  • $\begingroup$ @EE18 it is important here, again, that the word reversible is to be used. Quasistatic alone is not enough. Hyportnex is correctly pointing out that if irreversible quasistatic processes cannot be avoided, then the assumption of reversible processes connecting every equilibrium state together is invalid. $\endgroup$ Jun 23, 2023 at 6:22
  • 1
    $\begingroup$ quasi-static IS NOT reversible. Quasi-static is infinitely slow, reversible is adiabatic and then is also isentropic for an isolated system. Confusing them or rather not distinguishing the concepts is a historical issue of either sloppy/bad writing or excluding certain processes from the possibility of thermodynamic description by declaring the impossibility. Callen excludes this problem by not talking about it; just turn your page to the appendix where he explicitly excludes ferromagnetic hysteresis from his analysis of magnetic work and energy of which he is really an expert. $\endgroup$
    – hyportnex
    Jun 23, 2023 at 8:14
  • $\begingroup$ Bridgman, who was one of the most famous and respected experimentalist and thermodynamicist of the 20th century, offered a procedure to try to extend thermodynamics to cover quasi-static but still irreversible processes. He surely was more than somewhat successful but that the issue is still not universally resolved is shown in the various forms of "schools" in existence. Thermodynamics of the undergraduate textbooks is thermo-statics of reversible processes, nature is more complicated. $\endgroup$
    – hyportnex
    Jun 23, 2023 at 8:23
  • 1
    $\begingroup$ sorry, above I meant to write in the 2nd sentence "...if reversible and is adiabatic then it is also isentropic". $\endgroup$
    – hyportnex
    Jun 23, 2023 at 8:25

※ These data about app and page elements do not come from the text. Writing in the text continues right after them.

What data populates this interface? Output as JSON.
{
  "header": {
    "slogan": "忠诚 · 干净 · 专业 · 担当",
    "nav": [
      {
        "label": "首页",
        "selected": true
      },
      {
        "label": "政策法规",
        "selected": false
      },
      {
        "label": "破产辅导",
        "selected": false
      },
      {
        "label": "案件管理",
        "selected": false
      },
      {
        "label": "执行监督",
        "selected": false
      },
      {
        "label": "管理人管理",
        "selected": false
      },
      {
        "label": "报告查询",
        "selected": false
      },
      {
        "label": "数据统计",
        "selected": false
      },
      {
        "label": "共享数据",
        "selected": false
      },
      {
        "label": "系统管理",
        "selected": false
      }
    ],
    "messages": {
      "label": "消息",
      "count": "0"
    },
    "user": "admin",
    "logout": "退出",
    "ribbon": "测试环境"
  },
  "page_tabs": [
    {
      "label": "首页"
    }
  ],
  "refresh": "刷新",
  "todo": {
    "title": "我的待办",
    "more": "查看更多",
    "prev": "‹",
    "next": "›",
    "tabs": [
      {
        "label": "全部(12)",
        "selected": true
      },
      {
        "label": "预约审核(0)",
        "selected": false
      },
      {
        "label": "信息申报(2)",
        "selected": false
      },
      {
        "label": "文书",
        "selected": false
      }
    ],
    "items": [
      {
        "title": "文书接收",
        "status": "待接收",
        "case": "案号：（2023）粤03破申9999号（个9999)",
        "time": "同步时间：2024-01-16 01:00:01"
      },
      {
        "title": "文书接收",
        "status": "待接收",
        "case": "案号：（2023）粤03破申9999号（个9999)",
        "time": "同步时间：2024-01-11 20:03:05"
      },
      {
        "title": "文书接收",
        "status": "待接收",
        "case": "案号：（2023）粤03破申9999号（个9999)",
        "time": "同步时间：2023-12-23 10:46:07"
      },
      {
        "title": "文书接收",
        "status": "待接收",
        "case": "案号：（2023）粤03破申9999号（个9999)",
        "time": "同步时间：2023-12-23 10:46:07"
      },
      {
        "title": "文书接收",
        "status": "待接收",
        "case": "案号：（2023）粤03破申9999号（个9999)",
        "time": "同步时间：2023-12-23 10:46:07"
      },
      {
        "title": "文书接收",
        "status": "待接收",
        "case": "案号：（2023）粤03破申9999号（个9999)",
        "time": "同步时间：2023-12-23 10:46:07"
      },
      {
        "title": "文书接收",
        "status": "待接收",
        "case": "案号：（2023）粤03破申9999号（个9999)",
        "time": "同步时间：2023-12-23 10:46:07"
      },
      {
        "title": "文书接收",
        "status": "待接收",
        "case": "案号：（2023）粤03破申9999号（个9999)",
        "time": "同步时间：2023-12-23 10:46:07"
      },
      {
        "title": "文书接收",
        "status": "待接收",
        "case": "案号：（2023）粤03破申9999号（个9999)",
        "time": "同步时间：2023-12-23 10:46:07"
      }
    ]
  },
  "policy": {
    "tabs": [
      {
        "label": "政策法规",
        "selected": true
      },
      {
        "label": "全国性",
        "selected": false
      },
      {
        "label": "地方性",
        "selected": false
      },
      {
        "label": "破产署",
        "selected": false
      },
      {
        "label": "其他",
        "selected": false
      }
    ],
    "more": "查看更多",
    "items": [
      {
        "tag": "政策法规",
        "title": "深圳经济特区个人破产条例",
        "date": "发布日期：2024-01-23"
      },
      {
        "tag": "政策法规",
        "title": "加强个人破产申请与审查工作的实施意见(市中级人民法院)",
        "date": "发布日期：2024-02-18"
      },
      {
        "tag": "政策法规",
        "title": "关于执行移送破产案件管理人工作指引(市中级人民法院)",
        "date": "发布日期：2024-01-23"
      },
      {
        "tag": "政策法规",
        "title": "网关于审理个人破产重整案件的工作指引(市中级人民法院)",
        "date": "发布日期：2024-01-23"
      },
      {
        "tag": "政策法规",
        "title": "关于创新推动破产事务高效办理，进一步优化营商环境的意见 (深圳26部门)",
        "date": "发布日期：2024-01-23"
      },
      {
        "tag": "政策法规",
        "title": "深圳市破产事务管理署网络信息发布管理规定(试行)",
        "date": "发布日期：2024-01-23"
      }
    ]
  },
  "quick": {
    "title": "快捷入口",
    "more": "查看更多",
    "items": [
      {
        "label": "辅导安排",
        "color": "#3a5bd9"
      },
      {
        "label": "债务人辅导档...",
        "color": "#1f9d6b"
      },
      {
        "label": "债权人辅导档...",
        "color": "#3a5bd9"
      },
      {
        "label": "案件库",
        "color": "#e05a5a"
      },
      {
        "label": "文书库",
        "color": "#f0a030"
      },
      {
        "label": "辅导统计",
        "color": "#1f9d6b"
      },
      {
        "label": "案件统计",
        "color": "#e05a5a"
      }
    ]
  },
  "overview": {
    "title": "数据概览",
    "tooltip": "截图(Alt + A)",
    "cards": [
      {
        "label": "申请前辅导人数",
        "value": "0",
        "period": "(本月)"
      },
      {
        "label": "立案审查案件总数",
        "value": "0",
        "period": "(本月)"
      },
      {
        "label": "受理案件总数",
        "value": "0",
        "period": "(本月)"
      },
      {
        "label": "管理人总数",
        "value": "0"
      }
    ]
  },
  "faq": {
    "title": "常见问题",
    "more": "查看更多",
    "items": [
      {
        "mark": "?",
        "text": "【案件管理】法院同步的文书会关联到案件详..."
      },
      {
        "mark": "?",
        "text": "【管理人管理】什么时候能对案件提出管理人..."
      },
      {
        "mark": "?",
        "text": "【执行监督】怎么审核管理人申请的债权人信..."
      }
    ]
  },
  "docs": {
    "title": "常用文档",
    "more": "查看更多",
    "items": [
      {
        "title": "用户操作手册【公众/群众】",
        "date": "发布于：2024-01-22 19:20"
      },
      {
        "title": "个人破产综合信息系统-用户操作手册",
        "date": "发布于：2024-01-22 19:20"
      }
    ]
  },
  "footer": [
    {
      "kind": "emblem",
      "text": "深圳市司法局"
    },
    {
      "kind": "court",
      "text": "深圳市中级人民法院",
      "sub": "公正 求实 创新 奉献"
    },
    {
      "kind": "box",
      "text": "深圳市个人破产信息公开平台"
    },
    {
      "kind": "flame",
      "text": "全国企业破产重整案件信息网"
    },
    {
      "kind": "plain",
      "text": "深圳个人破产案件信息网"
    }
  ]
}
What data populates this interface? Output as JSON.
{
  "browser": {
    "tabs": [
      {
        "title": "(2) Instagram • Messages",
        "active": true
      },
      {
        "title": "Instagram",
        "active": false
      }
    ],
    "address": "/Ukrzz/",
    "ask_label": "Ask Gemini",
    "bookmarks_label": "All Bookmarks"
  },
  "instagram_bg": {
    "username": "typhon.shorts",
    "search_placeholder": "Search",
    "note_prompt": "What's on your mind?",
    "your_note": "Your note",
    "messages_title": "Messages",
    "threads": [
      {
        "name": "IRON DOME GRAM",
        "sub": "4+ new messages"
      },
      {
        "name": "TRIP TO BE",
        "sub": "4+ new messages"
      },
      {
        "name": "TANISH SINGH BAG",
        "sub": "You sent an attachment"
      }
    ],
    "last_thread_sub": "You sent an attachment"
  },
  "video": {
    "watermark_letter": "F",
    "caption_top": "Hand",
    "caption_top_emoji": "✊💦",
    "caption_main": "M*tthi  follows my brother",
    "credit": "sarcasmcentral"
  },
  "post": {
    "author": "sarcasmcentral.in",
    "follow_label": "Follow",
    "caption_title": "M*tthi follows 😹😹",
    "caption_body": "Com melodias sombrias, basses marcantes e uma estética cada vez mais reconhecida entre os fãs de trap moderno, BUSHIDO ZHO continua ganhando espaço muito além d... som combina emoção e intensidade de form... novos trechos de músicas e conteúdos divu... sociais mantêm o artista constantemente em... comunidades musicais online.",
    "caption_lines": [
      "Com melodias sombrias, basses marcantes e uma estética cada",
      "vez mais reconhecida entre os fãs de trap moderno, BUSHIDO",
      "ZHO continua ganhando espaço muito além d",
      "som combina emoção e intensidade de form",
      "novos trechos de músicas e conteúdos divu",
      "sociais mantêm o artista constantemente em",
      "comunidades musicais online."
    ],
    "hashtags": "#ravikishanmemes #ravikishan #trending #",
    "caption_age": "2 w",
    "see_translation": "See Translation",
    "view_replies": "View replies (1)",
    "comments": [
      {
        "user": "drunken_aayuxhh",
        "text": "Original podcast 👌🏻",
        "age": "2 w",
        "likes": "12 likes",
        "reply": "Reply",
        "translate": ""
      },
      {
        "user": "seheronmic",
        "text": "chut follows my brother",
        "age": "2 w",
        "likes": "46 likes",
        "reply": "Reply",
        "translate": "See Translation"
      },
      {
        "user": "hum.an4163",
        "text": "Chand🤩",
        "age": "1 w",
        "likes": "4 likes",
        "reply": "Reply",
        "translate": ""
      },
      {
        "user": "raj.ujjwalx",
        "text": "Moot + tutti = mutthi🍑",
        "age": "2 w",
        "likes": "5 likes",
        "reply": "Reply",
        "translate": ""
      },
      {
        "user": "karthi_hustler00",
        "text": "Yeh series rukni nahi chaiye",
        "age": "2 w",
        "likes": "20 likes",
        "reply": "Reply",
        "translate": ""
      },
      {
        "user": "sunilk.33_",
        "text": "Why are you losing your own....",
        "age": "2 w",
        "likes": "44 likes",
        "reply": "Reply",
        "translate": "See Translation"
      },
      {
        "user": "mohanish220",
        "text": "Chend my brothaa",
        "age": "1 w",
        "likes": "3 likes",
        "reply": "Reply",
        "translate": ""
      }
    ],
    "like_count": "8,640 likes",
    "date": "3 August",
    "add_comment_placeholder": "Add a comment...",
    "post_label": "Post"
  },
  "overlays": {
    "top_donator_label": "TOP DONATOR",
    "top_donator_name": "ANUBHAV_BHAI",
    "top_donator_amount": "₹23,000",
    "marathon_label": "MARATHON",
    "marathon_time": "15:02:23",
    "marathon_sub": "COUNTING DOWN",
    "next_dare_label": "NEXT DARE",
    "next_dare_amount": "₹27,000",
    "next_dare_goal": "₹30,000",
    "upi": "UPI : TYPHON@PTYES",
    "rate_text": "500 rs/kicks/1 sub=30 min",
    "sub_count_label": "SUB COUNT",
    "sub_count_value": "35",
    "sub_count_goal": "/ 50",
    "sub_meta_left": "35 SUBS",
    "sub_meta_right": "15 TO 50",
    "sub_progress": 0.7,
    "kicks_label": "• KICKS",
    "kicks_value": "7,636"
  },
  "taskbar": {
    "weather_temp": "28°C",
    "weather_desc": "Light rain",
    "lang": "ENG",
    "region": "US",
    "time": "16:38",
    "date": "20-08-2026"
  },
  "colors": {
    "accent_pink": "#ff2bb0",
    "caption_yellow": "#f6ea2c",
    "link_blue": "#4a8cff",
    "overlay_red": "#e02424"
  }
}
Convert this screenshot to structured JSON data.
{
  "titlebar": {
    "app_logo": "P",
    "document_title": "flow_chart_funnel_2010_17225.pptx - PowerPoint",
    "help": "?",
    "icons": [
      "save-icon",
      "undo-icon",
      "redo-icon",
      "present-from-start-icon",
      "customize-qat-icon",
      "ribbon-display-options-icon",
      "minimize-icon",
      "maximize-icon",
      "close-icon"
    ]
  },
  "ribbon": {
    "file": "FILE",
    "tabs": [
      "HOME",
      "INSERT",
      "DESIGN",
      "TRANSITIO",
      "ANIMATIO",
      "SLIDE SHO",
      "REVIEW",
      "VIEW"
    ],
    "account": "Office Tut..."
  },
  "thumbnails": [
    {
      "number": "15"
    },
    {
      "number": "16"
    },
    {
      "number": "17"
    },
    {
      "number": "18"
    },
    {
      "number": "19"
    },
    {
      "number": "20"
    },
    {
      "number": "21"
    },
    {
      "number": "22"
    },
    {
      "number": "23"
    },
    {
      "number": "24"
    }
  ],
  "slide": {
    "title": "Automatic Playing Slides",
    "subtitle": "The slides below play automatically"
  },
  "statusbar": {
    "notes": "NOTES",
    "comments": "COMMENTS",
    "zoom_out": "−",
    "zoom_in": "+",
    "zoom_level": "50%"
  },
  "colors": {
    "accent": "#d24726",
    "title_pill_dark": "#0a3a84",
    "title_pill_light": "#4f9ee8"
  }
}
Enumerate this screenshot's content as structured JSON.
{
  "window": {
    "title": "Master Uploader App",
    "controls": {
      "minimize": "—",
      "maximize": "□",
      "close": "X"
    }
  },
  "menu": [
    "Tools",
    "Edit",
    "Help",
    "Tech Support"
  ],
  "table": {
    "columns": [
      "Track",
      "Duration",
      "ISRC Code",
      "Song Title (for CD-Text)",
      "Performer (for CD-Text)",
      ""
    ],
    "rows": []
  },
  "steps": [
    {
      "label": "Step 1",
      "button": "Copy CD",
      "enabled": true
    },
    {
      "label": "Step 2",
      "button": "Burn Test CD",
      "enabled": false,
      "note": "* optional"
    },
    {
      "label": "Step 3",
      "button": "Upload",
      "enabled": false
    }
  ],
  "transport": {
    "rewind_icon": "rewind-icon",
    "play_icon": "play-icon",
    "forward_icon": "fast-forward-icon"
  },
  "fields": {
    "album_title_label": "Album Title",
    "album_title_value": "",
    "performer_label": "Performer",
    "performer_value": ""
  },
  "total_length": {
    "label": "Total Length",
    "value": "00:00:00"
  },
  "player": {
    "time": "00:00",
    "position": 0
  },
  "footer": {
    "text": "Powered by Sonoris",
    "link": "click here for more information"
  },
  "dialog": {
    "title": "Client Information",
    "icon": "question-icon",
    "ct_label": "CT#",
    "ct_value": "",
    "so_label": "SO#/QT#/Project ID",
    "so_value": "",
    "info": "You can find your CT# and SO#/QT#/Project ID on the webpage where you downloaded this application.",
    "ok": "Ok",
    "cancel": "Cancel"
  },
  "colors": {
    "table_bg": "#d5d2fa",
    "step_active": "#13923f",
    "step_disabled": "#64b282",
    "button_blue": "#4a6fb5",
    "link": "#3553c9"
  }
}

Your Answer

By clicking “Post Your Answer”, you agree to our terms of service and acknowledge you have read our privacy policy.

Not the answer you're looking for? Browse other questions tagged or ask your own question.